Barack Obama, our 44th president, recently participated in a live Zoom conference alongside activists, councilmen, and fellow politicians to discuss police reform and the wrongful death of George Floyd.
President Obama opened his talk saying that the current protests and changes are “most profound” as anything he’s seen in his lifetime. He invoked the names of Martin Luther King Jr., Caesar Chavez, and Malcolm X as well as many other movements that started in every facet by young people. He remarked on how inspiring today’s young people have been to him saying, “…part of what made me so proud is that so many young people have galvanized and activated and motivated and mobilized because historically, so much of the progress we’ve made in our society has been because of young people.”
He took a moment during his speech to specifically address young people of color, “[They have] witnessed too much violence and too much death and too often that violence comes from folks who were supposed to be serving and protecting you. I want you to know that you matter. That your lives matter. That your dreams matter.”
He goes on to talk about the importance of not only voting on the presidential level but at a local level as well. “As activist and everyday citizens raise their voices, we need to be clear about where change is going to happen and how we can bring about that change. It is mayors, and county executives who appoint most police chiefs and negotiate collective bargaining agreements with police units, and that determines police practices in local communities.” Obama continued, “It’s district attorneys and state attorneys that decide typically whether or not to investigate and ultimately charge those involved in police misconduct. And those are all elected positions.”

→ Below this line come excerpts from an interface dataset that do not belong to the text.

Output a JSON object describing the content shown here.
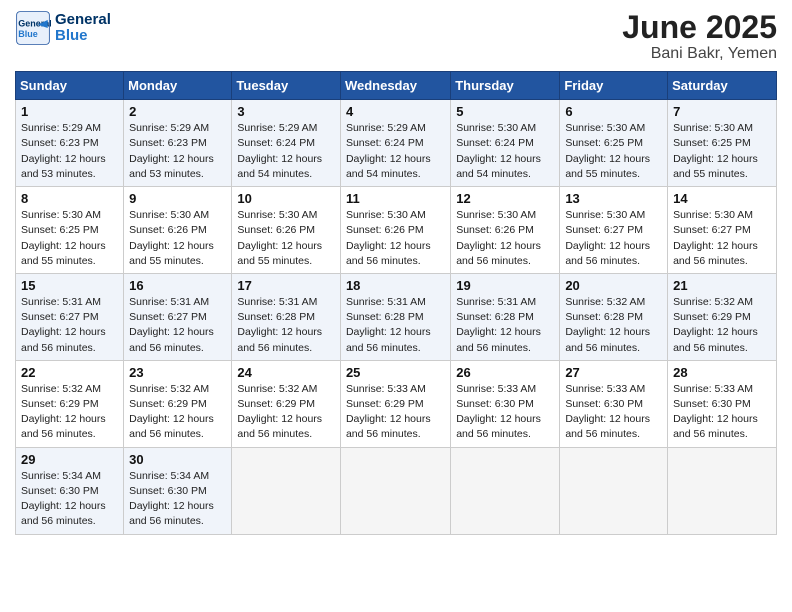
{
  "header": {
    "logo_line1": "General",
    "logo_line2": "Blue",
    "title": "June 2025",
    "subtitle": "Bani Bakr, Yemen"
  },
  "weekdays": [
    "Sunday",
    "Monday",
    "Tuesday",
    "Wednesday",
    "Thursday",
    "Friday",
    "Saturday"
  ],
  "weeks": [
    [
      {
        "day": "1",
        "sunrise": "5:29 AM",
        "sunset": "6:23 PM",
        "daylight": "12 hours and 53 minutes."
      },
      {
        "day": "2",
        "sunrise": "5:29 AM",
        "sunset": "6:23 PM",
        "daylight": "12 hours and 53 minutes."
      },
      {
        "day": "3",
        "sunrise": "5:29 AM",
        "sunset": "6:24 PM",
        "daylight": "12 hours and 54 minutes."
      },
      {
        "day": "4",
        "sunrise": "5:29 AM",
        "sunset": "6:24 PM",
        "daylight": "12 hours and 54 minutes."
      },
      {
        "day": "5",
        "sunrise": "5:30 AM",
        "sunset": "6:24 PM",
        "daylight": "12 hours and 54 minutes."
      },
      {
        "day": "6",
        "sunrise": "5:30 AM",
        "sunset": "6:25 PM",
        "daylight": "12 hours and 55 minutes."
      },
      {
        "day": "7",
        "sunrise": "5:30 AM",
        "sunset": "6:25 PM",
        "daylight": "12 hours and 55 minutes."
      }
    ],
    [
      {
        "day": "8",
        "sunrise": "5:30 AM",
        "sunset": "6:25 PM",
        "daylight": "12 hours and 55 minutes."
      },
      {
        "day": "9",
        "sunrise": "5:30 AM",
        "sunset": "6:26 PM",
        "daylight": "12 hours and 55 minutes."
      },
      {
        "day": "10",
        "sunrise": "5:30 AM",
        "sunset": "6:26 PM",
        "daylight": "12 hours and 55 minutes."
      },
      {
        "day": "11",
        "sunrise": "5:30 AM",
        "sunset": "6:26 PM",
        "daylight": "12 hours and 56 minutes."
      },
      {
        "day": "12",
        "sunrise": "5:30 AM",
        "sunset": "6:26 PM",
        "daylight": "12 hours and 56 minutes."
      },
      {
        "day": "13",
        "sunrise": "5:30 AM",
        "sunset": "6:27 PM",
        "daylight": "12 hours and 56 minutes."
      },
      {
        "day": "14",
        "sunrise": "5:30 AM",
        "sunset": "6:27 PM",
        "daylight": "12 hours and 56 minutes."
      }
    ],
    [
      {
        "day": "15",
        "sunrise": "5:31 AM",
        "sunset": "6:27 PM",
        "daylight": "12 hours and 56 minutes."
      },
      {
        "day": "16",
        "sunrise": "5:31 AM",
        "sunset": "6:27 PM",
        "daylight": "12 hours and 56 minutes."
      },
      {
        "day": "17",
        "sunrise": "5:31 AM",
        "sunset": "6:28 PM",
        "daylight": "12 hours and 56 minutes."
      },
      {
        "day": "18",
        "sunrise": "5:31 AM",
        "sunset": "6:28 PM",
        "daylight": "12 hours and 56 minutes."
      },
      {
        "day": "19",
        "sunrise": "5:31 AM",
        "sunset": "6:28 PM",
        "daylight": "12 hours and 56 minutes."
      },
      {
        "day": "20",
        "sunrise": "5:32 AM",
        "sunset": "6:28 PM",
        "daylight": "12 hours and 56 minutes."
      },
      {
        "day": "21",
        "sunrise": "5:32 AM",
        "sunset": "6:29 PM",
        "daylight": "12 hours and 56 minutes."
      }
    ],
    [
      {
        "day": "22",
        "sunrise": "5:32 AM",
        "sunset": "6:29 PM",
        "daylight": "12 hours and 56 minutes."
      },
      {
        "day": "23",
        "sunrise": "5:32 AM",
        "sunset": "6:29 PM",
        "daylight": "12 hours and 56 minutes."
      },
      {
        "day": "24",
        "sunrise": "5:32 AM",
        "sunset": "6:29 PM",
        "daylight": "12 hours and 56 minutes."
      },
      {
        "day": "25",
        "sunrise": "5:33 AM",
        "sunset": "6:29 PM",
        "daylight": "12 hours and 56 minutes."
      },
      {
        "day": "26",
        "sunrise": "5:33 AM",
        "sunset": "6:30 PM",
        "daylight": "12 hours and 56 minutes."
      },
      {
        "day": "27",
        "sunrise": "5:33 AM",
        "sunset": "6:30 PM",
        "daylight": "12 hours and 56 minutes."
      },
      {
        "day": "28",
        "sunrise": "5:33 AM",
        "sunset": "6:30 PM",
        "daylight": "12 hours and 56 minutes."
      }
    ],
    [
      {
        "day": "29",
        "sunrise": "5:34 AM",
        "sunset": "6:30 PM",
        "daylight": "12 hours and 56 minutes."
      },
      {
        "day": "30",
        "sunrise": "5:34 AM",
        "sunset": "6:30 PM",
        "daylight": "12 hours and 56 minutes."
      },
      null,
      null,
      null,
      null,
      null
    ]
  ]
}
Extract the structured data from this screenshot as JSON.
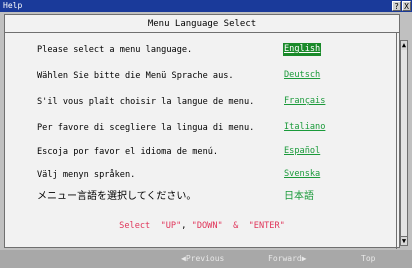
{
  "window": {
    "title": "Help",
    "help_btn": "?",
    "close_btn": "X"
  },
  "header": {
    "title": "Menu Language Select"
  },
  "rows": [
    {
      "prompt": "Please select a menu language.",
      "language": "English",
      "selected": true
    },
    {
      "prompt": "Wählen Sie bitte die Menü Sprache aus.",
      "language": "Deutsch",
      "selected": false
    },
    {
      "prompt": "S'il vous plaît choisir la langue de menu.",
      "language": "Français",
      "selected": false
    },
    {
      "prompt": "Per favore di scegliere la lingua di menu.",
      "language": "Italiano",
      "selected": false
    },
    {
      "prompt": "Escoja por favor el idioma de menú.",
      "language": "Español",
      "selected": false
    },
    {
      "prompt": "Välj menyn språken.",
      "language": "Svenska",
      "selected": false
    },
    {
      "prompt": "メニュー言語を選択してください。",
      "language": "日本語",
      "selected": false
    }
  ],
  "hint": {
    "select": "Select",
    "up": "\"UP\"",
    "comma": ",",
    "down": "\"DOWN\"",
    "amp": "&",
    "enter": "\"ENTER\""
  },
  "scrollbar": {
    "up_arrow": "▲",
    "down_arrow": "▼"
  },
  "footer": {
    "previous": "◀Previous",
    "forward": "Forward▶",
    "top": "Top"
  }
}
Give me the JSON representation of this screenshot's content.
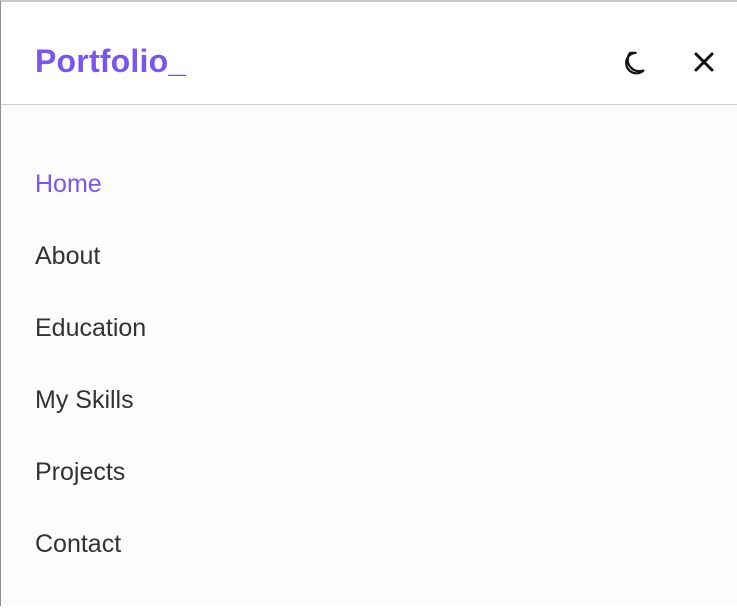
{
  "brand": {
    "logo": "Portfolio_",
    "accent_color": "#7b55ef"
  },
  "header": {
    "theme_icon": "moon-icon",
    "close_icon": "close-icon"
  },
  "menu": {
    "items": [
      {
        "label": "Home",
        "active": true
      },
      {
        "label": "About",
        "active": false
      },
      {
        "label": "Education",
        "active": false
      },
      {
        "label": "My Skills",
        "active": false
      },
      {
        "label": "Projects",
        "active": false
      },
      {
        "label": "Contact",
        "active": false
      }
    ]
  },
  "colors": {
    "text": "#333333",
    "divider": "#cfcfcf",
    "background": "#fcfcfd"
  }
}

Near the end of Obama’s speech the floor was opened to Campaign Zero co-founder, Brittney Packnett Cunningham, who introduced the panel members Eric Holder, Former Attorney General, Philipe Cunningham, a Minnesota councilman, and Rashad Robinson, the Color of Change founder. Packnett Cunningham as well as select members of the Minnesota community posed questions and voiced their concerns for police reform, brutality, and the many victims that are being grieved and remembered by protesters and activists alike.

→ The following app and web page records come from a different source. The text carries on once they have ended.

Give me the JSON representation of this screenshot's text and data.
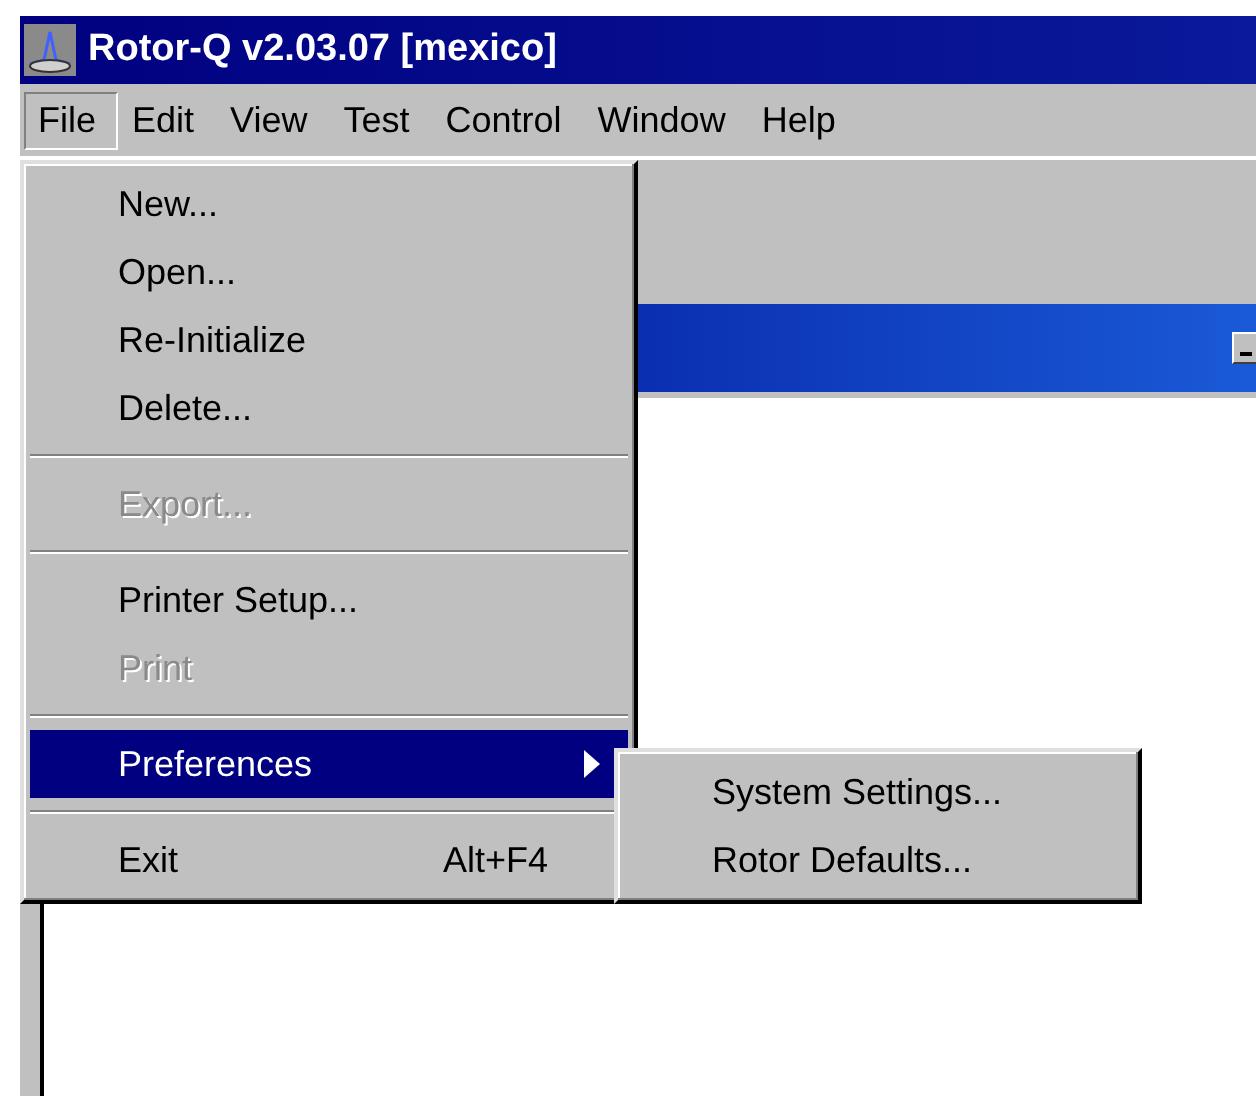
{
  "window": {
    "title": "Rotor-Q v2.03.07 [mexico]"
  },
  "menu_bar": [
    {
      "label": "File",
      "selected": true
    },
    {
      "label": "Edit",
      "selected": false
    },
    {
      "label": "View",
      "selected": false
    },
    {
      "label": "Test",
      "selected": false
    },
    {
      "label": "Control",
      "selected": false
    },
    {
      "label": "Window",
      "selected": false
    },
    {
      "label": "Help",
      "selected": false
    }
  ],
  "file_menu": [
    {
      "kind": "item",
      "label": "New...",
      "disabled": false,
      "selected": false
    },
    {
      "kind": "item",
      "label": "Open...",
      "disabled": false,
      "selected": false
    },
    {
      "kind": "item",
      "label": "Re-Initialize",
      "disabled": false,
      "selected": false
    },
    {
      "kind": "item",
      "label": "Delete...",
      "disabled": false,
      "selected": false
    },
    {
      "kind": "separator"
    },
    {
      "kind": "item",
      "label": "Export...",
      "disabled": true,
      "selected": false
    },
    {
      "kind": "separator"
    },
    {
      "kind": "item",
      "label": "Printer Setup...",
      "disabled": false,
      "selected": false
    },
    {
      "kind": "item",
      "label": "Print",
      "disabled": true,
      "selected": false
    },
    {
      "kind": "separator"
    },
    {
      "kind": "item",
      "label": "Preferences",
      "disabled": false,
      "selected": true,
      "submenu": true
    },
    {
      "kind": "separator"
    },
    {
      "kind": "item",
      "label": "Exit",
      "shortcut": "Alt+F4",
      "disabled": false,
      "selected": false
    }
  ],
  "submenu": [
    {
      "kind": "item",
      "label": "System Settings...",
      "disabled": false,
      "selected": false
    },
    {
      "kind": "item",
      "label": "Rotor Defaults...",
      "disabled": false,
      "selected": false
    }
  ]
}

President Obama closed the with a direct call to the young people who have recently taken to the streets: “Keep working. And stay hopeful.” He added, “This is a moment, and we have had moments like this before where people are paying attention. And that doesn’t mean that everything will get solved, so don’t get disheartened, because this is a marathon, not a sprint. But the fact that people are paying attention provides an opportunity to educate, activate, mobilize and act. And I hope we are able to seize this moment.”
You can find the full video here:

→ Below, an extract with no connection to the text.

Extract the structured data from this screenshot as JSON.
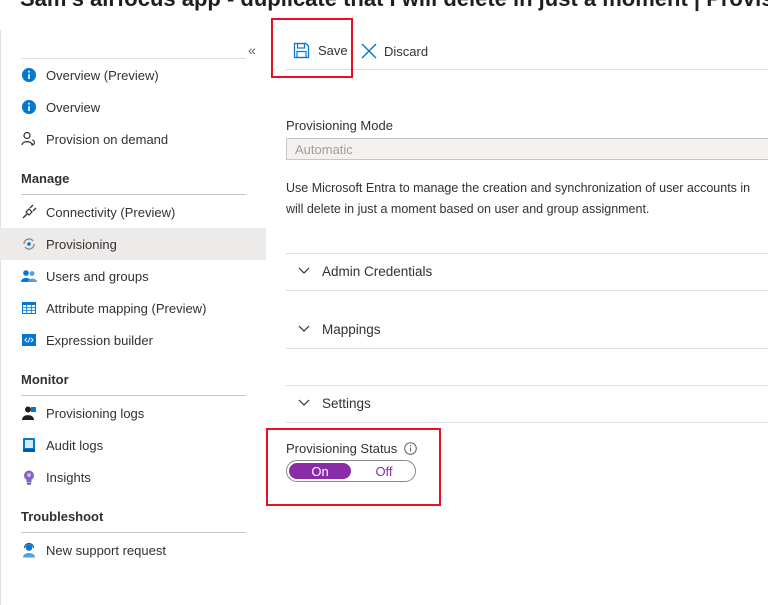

By Patience Hurston
Twitter & Instagram: @itsyaafavvv
By Amaris Edwards, Freshman, Columbia College Chicago